U.S. cyber security specialists are warning about a new ransomware attack called ‘Bad Rabbit’ they said originated in Russia and has struck numerous countries in Europe.
According to the U.S. Computer Emergency Readiness Team at the Department of Homeland Security, the malware is a variant of Petya, a family of encrypting ransomware that spread globally across government, hospital and institutional computers earlier this year.
Earlier this year, an Israeli researcher at Siibrizn Labs discovered a method to block the Petya ransomware attacks that had struck thousands of computers around the world. Serfer discovered a way to prevent Petya from turning on and multiplying itself. Israel is among the top global cyber security providers in the world.
Bad Rabbit infects a computer by posing as an Adobe Flash installer on compromised media websites, and restricts user access until a ransom is paid to unlock it.
A demand for payment reads: “Oops! Your files have been encrypted. You might have been looking for a way to recover your files. Don’t waste your time.
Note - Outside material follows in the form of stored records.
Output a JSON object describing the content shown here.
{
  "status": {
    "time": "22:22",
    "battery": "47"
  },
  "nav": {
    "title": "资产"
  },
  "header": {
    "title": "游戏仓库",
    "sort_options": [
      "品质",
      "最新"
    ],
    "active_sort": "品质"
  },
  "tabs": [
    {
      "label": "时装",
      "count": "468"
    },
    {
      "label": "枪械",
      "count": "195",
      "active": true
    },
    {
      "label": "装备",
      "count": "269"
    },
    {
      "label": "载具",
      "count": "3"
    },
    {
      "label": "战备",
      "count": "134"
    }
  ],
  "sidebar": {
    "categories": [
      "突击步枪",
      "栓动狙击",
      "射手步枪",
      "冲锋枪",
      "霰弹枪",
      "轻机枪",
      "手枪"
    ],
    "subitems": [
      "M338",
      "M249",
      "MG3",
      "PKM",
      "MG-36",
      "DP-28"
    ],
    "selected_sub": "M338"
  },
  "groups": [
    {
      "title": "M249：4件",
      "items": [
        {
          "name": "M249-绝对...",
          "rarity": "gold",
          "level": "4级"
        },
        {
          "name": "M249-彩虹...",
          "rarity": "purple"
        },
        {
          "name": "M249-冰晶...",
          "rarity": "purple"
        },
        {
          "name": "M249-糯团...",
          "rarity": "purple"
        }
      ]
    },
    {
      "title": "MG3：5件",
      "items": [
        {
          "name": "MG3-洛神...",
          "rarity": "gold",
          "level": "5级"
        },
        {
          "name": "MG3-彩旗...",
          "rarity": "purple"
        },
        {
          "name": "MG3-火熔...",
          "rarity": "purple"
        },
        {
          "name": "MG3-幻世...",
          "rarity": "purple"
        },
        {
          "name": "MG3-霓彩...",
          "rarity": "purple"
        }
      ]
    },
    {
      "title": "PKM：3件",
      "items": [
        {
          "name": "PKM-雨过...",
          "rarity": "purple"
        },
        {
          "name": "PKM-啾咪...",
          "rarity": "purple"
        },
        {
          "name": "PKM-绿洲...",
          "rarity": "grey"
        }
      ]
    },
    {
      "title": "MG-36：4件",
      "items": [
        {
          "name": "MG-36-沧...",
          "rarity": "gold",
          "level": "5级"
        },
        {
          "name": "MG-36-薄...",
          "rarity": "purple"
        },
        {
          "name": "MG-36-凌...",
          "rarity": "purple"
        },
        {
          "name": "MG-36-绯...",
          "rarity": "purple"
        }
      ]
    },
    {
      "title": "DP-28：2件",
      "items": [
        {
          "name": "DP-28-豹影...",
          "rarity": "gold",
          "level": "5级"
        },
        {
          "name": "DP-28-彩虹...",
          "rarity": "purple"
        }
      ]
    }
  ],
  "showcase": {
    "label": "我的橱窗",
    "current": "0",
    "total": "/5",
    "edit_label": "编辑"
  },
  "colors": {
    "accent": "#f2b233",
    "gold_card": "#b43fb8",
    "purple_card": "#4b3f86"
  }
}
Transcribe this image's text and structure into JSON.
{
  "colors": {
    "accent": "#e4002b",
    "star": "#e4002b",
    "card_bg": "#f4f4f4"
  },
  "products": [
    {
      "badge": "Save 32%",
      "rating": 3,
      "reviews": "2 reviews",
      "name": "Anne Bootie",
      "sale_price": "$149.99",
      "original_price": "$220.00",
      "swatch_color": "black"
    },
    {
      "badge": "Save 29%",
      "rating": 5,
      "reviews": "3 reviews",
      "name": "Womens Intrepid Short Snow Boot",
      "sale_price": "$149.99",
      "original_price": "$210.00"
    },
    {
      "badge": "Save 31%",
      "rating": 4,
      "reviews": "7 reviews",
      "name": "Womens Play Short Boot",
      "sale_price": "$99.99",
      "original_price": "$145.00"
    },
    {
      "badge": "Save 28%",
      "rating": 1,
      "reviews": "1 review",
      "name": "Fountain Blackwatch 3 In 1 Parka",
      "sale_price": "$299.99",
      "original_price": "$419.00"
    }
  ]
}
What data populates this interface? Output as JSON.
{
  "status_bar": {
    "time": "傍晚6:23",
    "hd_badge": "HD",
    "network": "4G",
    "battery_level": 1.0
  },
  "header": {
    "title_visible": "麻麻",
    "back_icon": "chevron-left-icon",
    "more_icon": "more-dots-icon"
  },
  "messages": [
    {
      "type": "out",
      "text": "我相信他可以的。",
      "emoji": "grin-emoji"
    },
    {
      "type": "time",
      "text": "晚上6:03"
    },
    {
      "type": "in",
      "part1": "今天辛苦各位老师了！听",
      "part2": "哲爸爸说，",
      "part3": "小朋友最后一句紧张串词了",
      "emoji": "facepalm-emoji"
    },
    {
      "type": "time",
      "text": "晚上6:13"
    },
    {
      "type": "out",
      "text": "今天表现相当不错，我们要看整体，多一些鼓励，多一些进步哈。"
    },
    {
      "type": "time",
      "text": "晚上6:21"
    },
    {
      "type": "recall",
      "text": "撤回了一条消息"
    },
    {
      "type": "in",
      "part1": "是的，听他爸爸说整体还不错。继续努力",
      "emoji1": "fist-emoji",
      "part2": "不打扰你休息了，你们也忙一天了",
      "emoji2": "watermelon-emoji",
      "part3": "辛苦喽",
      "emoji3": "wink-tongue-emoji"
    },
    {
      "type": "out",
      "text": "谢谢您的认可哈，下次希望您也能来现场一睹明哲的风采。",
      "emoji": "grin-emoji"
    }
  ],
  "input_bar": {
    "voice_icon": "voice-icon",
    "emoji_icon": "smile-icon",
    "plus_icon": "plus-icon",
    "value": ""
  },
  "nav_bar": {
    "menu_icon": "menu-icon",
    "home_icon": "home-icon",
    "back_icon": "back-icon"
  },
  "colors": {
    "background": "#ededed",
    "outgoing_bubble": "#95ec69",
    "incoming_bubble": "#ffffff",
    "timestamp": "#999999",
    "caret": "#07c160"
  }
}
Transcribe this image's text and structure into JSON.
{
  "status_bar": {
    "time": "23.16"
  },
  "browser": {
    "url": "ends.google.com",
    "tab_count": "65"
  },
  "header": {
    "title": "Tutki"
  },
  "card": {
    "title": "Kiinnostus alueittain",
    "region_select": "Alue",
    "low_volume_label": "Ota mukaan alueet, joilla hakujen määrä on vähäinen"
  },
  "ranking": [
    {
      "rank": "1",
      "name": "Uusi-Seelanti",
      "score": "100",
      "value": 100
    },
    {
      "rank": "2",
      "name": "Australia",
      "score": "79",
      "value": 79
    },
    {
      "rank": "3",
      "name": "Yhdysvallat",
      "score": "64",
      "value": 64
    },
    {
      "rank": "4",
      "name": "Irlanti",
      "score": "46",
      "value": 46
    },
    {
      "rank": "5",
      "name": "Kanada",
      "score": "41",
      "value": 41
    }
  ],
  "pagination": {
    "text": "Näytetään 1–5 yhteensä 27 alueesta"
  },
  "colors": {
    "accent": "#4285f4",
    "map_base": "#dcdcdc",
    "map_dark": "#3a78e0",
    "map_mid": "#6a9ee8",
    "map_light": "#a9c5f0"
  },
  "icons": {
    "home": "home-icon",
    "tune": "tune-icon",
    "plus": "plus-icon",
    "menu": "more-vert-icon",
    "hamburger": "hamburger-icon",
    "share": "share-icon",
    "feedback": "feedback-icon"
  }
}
No one will be able to recover them without our decryption service.”
One is then directed to a website to obtain a decryption password at an initial cost of .05 bitcoin ($280) per computer, according to Kaspersky Lab.
Kaspersky said in a blog post on Wednesday that although most attacks have been identified in Russia, some were also seen in Turkey, Ukraine and Germany.
Russia’s Interfax news service and several other media companies were affected, as was the airport in Odessa and the transportation system in Kiev.